*DATA SUPPLIED*:

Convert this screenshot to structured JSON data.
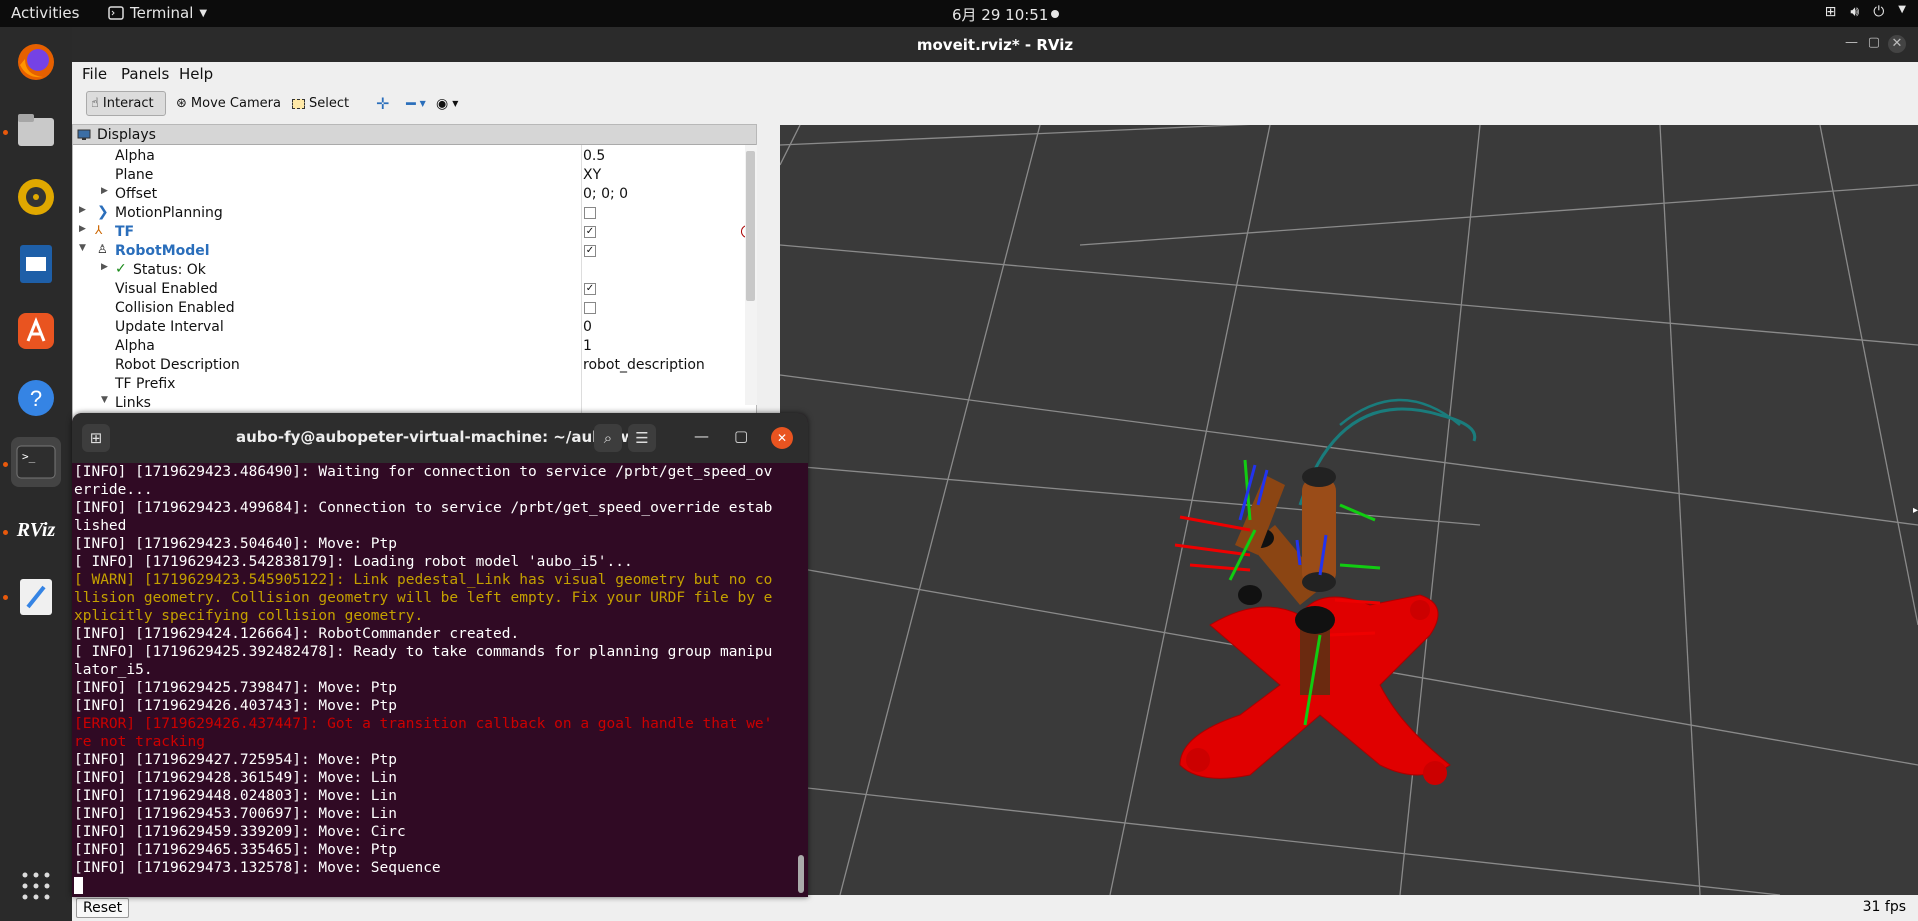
{
  "topbar": {
    "activities": "Activities",
    "app": "Terminal",
    "clock": "6月 29  10:51"
  },
  "dock": {
    "items": [
      "firefox-icon",
      "files-icon",
      "rhythmbox-icon",
      "libreoffice-impress-icon",
      "app-center-icon",
      "help-icon",
      "terminal-icon",
      "rviz-icon",
      "text-editor-icon",
      "show-apps-icon"
    ],
    "rviz_label": "RViz"
  },
  "rviz": {
    "title": "moveit.rviz* - RViz",
    "menu": {
      "file": "File",
      "panels": "Panels",
      "help": "Help"
    },
    "toolbar": {
      "interact": "Interact",
      "move_camera": "Move Camera",
      "select": "Select"
    },
    "displays": {
      "title": "Displays",
      "rows": [
        {
          "name": "Alpha",
          "value": "0.5"
        },
        {
          "name": "Plane",
          "value": "XY"
        },
        {
          "name": "Offset",
          "value": "0; 0; 0"
        },
        {
          "name": "MotionPlanning",
          "checked": false
        },
        {
          "name": "TF",
          "checked": true
        },
        {
          "name": "RobotModel",
          "checked": true
        },
        {
          "name": "Status: Ok"
        },
        {
          "name": "Visual Enabled",
          "checked": true
        },
        {
          "name": "Collision Enabled",
          "checked": false
        },
        {
          "name": "Update Interval",
          "value": "0"
        },
        {
          "name": "Alpha",
          "value": "1"
        },
        {
          "name": "Robot Description",
          "value": "robot_description"
        },
        {
          "name": "TF Prefix",
          "value": ""
        },
        {
          "name": "Links",
          "value": ""
        }
      ]
    },
    "statusbar": {
      "reset": "Reset",
      "fps": "31 fps"
    }
  },
  "terminal": {
    "title": "aubo-fy@aubopeter-virtual-machine: ~/aubo_ws",
    "lines": [
      {
        "t": "[INFO] [1719629423.486490]: Waiting for connection to service /prbt/get_speed_ov",
        "c": ""
      },
      {
        "t": "erride...",
        "c": ""
      },
      {
        "t": "[INFO] [1719629423.499684]: Connection to service /prbt/get_speed_override estab",
        "c": ""
      },
      {
        "t": "lished",
        "c": ""
      },
      {
        "t": "[INFO] [1719629423.504640]: Move: Ptp",
        "c": ""
      },
      {
        "t": "[ INFO] [1719629423.542838179]: Loading robot model 'aubo_i5'...",
        "c": ""
      },
      {
        "t": "[ WARN] [1719629423.545905122]: Link pedestal_Link has visual geometry but no co",
        "c": "warn"
      },
      {
        "t": "llision geometry. Collision geometry will be left empty. Fix your URDF file by e",
        "c": "warn"
      },
      {
        "t": "xplicitly specifying collision geometry.",
        "c": "warn"
      },
      {
        "t": "[INFO] [1719629424.126664]: RobotCommander created.",
        "c": ""
      },
      {
        "t": "[ INFO] [1719629425.392482478]: Ready to take commands for planning group manipu",
        "c": ""
      },
      {
        "t": "lator_i5.",
        "c": ""
      },
      {
        "t": "[INFO] [1719629425.739847]: Move: Ptp",
        "c": ""
      },
      {
        "t": "[INFO] [1719629426.403743]: Move: Ptp",
        "c": ""
      },
      {
        "t": "[ERROR] [1719629426.437447]: Got a transition callback on a goal handle that we'",
        "c": "err"
      },
      {
        "t": "re not tracking",
        "c": "err"
      },
      {
        "t": "[INFO] [1719629427.725954]: Move: Ptp",
        "c": ""
      },
      {
        "t": "[INFO] [1719629428.361549]: Move: Lin",
        "c": ""
      },
      {
        "t": "[INFO] [1719629448.024803]: Move: Lin",
        "c": ""
      },
      {
        "t": "[INFO] [1719629453.700697]: Move: Lin",
        "c": ""
      },
      {
        "t": "[INFO] [1719629459.339209]: Move: Circ",
        "c": ""
      },
      {
        "t": "[INFO] [1719629465.335465]: Move: Ptp",
        "c": ""
      },
      {
        "t": "[INFO] [1719629473.132578]: Move: Sequence",
        "c": ""
      }
    ]
  },
  "colors": {
    "terminal_bg": "#300a24",
    "warn": "#c4a000",
    "error": "#cc0000",
    "robot_base": "#e00000",
    "robot_arm": "#8b4513",
    "link_blue": "#2563eb"
  }
}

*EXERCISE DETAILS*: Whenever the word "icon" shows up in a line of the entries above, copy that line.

*WRITTEN ANSWER*:
      "firefox-icon",
      "files-icon",
      "rhythmbox-icon",
      "libreoffice-impress-icon",
      "app-center-icon",
      "help-icon",
      "terminal-icon",
      "rviz-icon",
      "text-editor-icon",
      "show-apps-icon"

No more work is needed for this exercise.